I’ve also found that the cooking time can vary slightly. I don’t know why but it can and I don’t have this issue with other cookies. So here’s the easy way to tell if the cookie is done. Bake for 12 minutes, rotating the trays mid bake, and at 12 minutes gently lift the cookie with a good, thin spatula. and look for some browning. When touched, the top of the cookie may seem like it’s not done and if so go one more minute then pull them from the oven. If you bake them too long the cookie will be crunchy, which is fine if you want a crunchy cookie. I like them a little softer so I pull them sooner.
Lastly, use a real fine grind on the coffee beans. The cookie will not be gritty with ground coffee, not that there’s anything wrong with that. But if you are going to beat the tar out of anything, make it the coffee.
That’s it. Done. So go ahead and make these cookies, eat them with a glass of freezing cold milk, and let me know what you think.
Finally, here are some baking tools to make life easier. Personally I can’t imagine working without them. (Full disclosure – by using the links to buy these items we receive a small commission from Amazon. The items don’t cost anymore, we just get a BFF cut from Amazon.)
- Silicon baking mat from Artisan (2 pk.). I can’t vouch for the quality but they are similar to the Silpat at about 30% of the price.
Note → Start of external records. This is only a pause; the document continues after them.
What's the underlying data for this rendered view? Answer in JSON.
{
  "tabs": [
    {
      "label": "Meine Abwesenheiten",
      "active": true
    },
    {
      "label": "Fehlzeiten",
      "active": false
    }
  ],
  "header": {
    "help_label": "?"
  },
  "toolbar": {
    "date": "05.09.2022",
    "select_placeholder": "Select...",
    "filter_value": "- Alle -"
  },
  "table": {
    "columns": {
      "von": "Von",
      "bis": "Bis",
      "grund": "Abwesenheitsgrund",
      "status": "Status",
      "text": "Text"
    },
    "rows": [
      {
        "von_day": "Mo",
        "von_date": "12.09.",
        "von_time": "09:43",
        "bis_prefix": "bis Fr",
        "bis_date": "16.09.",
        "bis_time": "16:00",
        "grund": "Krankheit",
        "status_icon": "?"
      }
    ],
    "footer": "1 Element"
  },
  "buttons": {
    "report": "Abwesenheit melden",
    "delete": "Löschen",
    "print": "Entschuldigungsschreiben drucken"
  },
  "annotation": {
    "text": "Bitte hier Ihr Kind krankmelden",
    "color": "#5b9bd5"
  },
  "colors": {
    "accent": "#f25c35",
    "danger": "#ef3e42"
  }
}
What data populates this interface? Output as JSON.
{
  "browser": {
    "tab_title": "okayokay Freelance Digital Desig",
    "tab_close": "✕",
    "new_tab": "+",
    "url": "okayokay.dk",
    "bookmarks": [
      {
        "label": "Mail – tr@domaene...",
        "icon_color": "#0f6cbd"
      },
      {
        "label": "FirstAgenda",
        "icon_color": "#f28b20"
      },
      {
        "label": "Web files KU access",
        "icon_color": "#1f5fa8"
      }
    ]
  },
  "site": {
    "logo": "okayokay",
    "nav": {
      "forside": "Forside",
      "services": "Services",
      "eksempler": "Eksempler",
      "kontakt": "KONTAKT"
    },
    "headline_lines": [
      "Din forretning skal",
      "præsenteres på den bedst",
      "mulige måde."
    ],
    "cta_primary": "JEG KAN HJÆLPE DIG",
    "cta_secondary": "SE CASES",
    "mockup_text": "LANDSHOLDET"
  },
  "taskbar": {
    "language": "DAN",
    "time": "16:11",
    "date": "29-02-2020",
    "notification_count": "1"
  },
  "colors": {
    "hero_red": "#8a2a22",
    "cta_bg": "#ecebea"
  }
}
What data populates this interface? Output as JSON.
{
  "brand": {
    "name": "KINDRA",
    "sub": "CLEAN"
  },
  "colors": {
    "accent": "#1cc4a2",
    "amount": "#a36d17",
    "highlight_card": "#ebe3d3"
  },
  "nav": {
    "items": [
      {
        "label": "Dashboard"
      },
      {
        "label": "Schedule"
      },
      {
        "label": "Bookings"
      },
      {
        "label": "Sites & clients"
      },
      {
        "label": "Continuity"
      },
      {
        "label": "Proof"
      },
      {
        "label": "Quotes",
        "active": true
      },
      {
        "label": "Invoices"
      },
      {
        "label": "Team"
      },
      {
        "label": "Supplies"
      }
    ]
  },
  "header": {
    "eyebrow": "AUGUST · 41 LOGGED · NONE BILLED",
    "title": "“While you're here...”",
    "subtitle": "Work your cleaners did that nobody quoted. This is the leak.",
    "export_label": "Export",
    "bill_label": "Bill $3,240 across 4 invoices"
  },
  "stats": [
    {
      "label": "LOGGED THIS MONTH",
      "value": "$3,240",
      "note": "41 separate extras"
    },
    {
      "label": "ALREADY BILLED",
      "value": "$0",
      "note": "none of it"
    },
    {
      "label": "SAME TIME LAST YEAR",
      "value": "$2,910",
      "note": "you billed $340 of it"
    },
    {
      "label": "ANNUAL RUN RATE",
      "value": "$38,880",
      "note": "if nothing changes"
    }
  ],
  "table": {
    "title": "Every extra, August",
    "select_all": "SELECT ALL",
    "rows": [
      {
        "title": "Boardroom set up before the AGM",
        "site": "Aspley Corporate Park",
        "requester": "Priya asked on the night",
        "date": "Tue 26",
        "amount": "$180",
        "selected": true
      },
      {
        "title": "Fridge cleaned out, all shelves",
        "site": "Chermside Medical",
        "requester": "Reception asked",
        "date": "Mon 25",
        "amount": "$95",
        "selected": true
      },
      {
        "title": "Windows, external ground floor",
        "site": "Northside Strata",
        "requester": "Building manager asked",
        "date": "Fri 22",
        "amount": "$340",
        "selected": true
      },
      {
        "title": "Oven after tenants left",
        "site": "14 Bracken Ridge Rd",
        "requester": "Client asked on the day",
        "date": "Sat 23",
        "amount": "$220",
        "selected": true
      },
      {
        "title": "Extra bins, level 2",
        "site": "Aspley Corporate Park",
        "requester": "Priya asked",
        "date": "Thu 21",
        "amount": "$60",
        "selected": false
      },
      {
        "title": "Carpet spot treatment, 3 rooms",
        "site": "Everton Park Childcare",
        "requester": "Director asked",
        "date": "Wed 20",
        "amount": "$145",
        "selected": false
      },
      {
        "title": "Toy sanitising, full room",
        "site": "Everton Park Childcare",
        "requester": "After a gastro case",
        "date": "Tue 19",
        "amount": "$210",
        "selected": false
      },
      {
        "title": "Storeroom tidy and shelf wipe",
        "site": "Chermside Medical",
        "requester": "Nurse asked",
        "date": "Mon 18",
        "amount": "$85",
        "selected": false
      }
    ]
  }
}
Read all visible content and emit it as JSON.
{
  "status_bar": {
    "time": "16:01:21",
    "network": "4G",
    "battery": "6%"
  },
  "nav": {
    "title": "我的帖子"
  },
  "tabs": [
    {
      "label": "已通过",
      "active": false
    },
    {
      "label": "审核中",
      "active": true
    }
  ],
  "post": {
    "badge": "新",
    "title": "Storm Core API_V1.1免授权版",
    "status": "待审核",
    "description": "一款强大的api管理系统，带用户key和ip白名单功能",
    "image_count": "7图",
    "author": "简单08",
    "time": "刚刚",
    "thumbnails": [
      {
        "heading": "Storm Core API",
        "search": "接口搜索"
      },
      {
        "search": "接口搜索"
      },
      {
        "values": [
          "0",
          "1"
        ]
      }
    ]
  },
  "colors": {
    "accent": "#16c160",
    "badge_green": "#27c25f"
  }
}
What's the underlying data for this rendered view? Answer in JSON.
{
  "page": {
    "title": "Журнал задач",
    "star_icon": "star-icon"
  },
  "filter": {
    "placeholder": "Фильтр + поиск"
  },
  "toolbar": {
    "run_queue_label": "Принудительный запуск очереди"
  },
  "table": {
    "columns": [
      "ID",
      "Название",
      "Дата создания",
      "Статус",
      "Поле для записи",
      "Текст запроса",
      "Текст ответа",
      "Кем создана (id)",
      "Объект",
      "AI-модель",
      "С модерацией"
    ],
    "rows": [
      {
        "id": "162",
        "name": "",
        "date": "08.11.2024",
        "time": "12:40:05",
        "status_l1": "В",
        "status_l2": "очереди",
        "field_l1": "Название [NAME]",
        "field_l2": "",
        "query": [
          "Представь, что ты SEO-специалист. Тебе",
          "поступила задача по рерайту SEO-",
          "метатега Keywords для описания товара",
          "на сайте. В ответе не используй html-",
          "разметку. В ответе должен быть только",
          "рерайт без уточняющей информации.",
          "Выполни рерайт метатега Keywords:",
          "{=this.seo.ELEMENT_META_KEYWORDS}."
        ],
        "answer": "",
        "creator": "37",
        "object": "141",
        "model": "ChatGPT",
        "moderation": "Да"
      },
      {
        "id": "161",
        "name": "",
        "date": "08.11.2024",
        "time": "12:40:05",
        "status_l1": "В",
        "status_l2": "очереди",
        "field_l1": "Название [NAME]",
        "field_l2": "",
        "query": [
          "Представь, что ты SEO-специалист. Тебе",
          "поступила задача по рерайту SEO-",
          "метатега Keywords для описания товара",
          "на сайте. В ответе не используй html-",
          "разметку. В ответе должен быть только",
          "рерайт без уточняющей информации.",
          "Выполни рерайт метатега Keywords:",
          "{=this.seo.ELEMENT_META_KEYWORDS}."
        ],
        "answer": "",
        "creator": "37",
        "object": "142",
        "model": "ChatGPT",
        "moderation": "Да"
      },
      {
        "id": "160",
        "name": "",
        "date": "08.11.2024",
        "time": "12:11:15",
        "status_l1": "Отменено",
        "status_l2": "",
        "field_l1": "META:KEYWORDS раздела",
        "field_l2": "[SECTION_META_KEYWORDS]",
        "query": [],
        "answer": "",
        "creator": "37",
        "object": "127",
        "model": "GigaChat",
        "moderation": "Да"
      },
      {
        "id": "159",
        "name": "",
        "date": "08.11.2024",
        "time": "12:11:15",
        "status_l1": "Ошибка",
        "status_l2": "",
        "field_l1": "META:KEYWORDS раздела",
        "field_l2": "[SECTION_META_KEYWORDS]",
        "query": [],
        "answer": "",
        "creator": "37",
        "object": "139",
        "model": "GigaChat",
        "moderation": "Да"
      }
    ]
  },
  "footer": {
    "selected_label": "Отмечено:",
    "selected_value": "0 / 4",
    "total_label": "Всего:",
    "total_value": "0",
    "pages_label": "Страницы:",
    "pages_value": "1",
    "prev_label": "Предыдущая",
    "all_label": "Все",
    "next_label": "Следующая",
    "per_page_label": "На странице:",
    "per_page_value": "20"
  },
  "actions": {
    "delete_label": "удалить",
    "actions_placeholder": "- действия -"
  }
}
We use Silpat that we’ve had forever.
- Nordic Ware Aluminum Commercial Baker’s Half Sheet baking sheets…the good, professional type. They really do a better job because they heat more evenly.
- Winco No.40 Ice Cream Scoop. You’ll use it for every chocolate cookie you ever make. It’s 1.75 tablespoons in size.
- A real spatula like this MIU France Stainless Steel Slotted Turner. It’s great for cookies or fish or pancakes. I’ve had mine for 11 years.
Thanks! Leave a comment and let us know how they come out.
- 2¼ cups AP flour
- ⅓ cup finely ground coffee beans
- 1 teaspoon baking soda
- 1 teaspoon kosher salt
- 1 cup unsalted butter (room temperature)
- ¾ cup granulated sugar
- ½ cup brown sugar
- 2 eggs
- 2 teaspoons vanilla extract
- 2 cups chocolate chips
- Preheat the oven to 350F and line your cookie sheets with parchment paper. Combine the flour, coffee, baking soda, and salt in a bowl and whisk to aerate; set aside.
- Place the butter, granulated sugar, and brown sugar in the bowl of a stand mixer and mix for about 3 minutes, making sure to scrape the bottom and sides of the bowl halfway through. Add the eggs and vanilla and beat for another minute.
- Add the flour mixture to the butter mixture and mix until it just comes together. Stir in the chocolate chips and drop 2 tablespoon-sized mounds of dough on the trays, 2 inches apart.
- Bake for 12-15 minutes. Cool on racks.